  • 93% increase in referrals to pulmonary rehabilitation between 2010-2012
  • 72% of people on COPD register now have self management plan
  • 16% decrease in emergency admissions in 2011/12 vs 2010/11

N19 pilot and community wards

  • Setting the pilot up:
  • Live in N19 area
  • Be referred through hospital or social care access pathways
  • Need rehabiliative services from reablement, OT, REACH or CRT
  • Improve service user experience by one person coordinating support with one person managing the service user’s care
  • Improve outcomes for service users by ensuring right professional input at the right time
  • Reduce emergency admissions and readmissions and emergency department attendances.
  • Evaluation is currently taking place for the pilot initial figures show it has been positive:
    • 84% of service users rated very or fairly satisfied
    • 92% of service users felt it was clear who was coordinating their care


  • Where do you see areas of greatest need for funding health services – community, prevention or for acute problems?
  • • Tell us why you have given us this answer and what concerns you have?
  • • What are the problems facing the NHS? What could be the solutions? When discussing please consider such prompts as:
          • Practical issues such as Do Not Attends in appointments and unnecessary GP or A&E attendance
          • How do we support people to be healthier and prevent lifestyle behaviours which impact poorly on health such as obesity
          • How do we prevent people getting LTCs / support them when they do
          • Strategic issues such as less funds and privatisation.

‘Self care’ and what this means

  • People being supported to look after themselves.
  • ‘self empowerment’ – being empowered by being given the ability to make choices, to be listened to and to be heard.
  • ‘you are disempowered by being ill. You need services which empower you as you find that you lose your voice’
  • Its about care and not medication / medical help.
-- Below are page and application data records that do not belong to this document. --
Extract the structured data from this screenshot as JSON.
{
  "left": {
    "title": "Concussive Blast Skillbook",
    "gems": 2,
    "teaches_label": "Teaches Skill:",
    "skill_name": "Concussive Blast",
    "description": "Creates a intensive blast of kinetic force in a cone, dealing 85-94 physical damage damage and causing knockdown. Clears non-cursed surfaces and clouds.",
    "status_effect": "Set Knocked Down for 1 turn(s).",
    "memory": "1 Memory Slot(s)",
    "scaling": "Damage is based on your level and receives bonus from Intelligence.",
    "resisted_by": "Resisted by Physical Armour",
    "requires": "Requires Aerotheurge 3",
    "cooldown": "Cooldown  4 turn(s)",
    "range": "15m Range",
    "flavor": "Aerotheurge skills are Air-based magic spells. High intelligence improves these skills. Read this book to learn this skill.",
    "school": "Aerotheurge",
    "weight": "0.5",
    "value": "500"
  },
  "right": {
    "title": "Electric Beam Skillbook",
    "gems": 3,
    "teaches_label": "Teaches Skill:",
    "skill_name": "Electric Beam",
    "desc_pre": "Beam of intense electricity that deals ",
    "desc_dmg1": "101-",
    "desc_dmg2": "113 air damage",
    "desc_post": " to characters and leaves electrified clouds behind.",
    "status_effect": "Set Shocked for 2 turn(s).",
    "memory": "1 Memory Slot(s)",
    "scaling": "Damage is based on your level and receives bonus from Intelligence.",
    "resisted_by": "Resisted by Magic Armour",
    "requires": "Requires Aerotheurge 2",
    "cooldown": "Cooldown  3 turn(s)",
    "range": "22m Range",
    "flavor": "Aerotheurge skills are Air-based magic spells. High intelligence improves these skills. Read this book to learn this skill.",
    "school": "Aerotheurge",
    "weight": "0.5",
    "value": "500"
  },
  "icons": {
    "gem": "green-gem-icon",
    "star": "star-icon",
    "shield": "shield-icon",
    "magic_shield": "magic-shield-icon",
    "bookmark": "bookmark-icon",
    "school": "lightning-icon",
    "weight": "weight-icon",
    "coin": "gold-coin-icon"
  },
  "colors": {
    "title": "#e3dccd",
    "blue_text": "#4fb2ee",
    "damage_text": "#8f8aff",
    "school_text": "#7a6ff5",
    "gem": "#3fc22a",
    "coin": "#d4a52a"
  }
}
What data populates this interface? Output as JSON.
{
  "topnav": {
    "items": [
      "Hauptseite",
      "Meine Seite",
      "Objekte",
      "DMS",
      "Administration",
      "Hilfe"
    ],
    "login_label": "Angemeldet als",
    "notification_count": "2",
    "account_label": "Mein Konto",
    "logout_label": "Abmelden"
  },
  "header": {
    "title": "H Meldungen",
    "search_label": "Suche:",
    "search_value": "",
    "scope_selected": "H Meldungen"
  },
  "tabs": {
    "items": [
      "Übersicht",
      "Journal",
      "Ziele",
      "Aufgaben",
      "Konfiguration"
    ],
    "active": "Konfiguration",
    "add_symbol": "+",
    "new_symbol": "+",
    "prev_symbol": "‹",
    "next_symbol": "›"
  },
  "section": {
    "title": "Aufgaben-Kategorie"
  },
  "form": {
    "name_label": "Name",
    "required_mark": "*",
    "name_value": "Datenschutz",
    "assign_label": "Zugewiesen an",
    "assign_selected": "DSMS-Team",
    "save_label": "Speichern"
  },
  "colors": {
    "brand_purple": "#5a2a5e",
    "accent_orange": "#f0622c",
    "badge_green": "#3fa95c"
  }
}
It was felt this ethos can get lost.
  • ‘patients need to not have to be an expert.’ - those patients who have lower activation levels are intrinsically more scared and overwhelmed by self care.
  • To ensure that patients don’t feel scared – they need knowledgeand to be empowered to make choices.

What are we doing around self care?

  • Self care review with patients
      • Tools and pilots to support self care
  • PAM:
  • Care plans can be tailored for each patient and integrated into their care
  • Provides a method to evaluate efforts to increase motivation
  • The degree to which we can support and improve patients’ abilities determines in large part their health outcomes.
  • Currently surveying our 44 000 patients who have LTC to discover their activation level.
  • Self management programmes
  • Shared decision making
      • Helping patients reach a decision – when they hit a crossroads in their health care,
      • Where a simple choice is not possible, rather a number of treatment options need to be considered.
      • Decision Aids
      • Clear and easy information to the patients on the condition and the treatment options. (In depth pathway tools, apps, website, printed out sheets, films).



1. How can people be supported to stay out of hospital and be looked after in the community?

  • How can you help support lifestyle change in the local community?
      • What support skills do you need to do this?

3. Do you feel your life and community supports your health and why? (Please think about non medical factors such as your social networks, your home and your personal interests).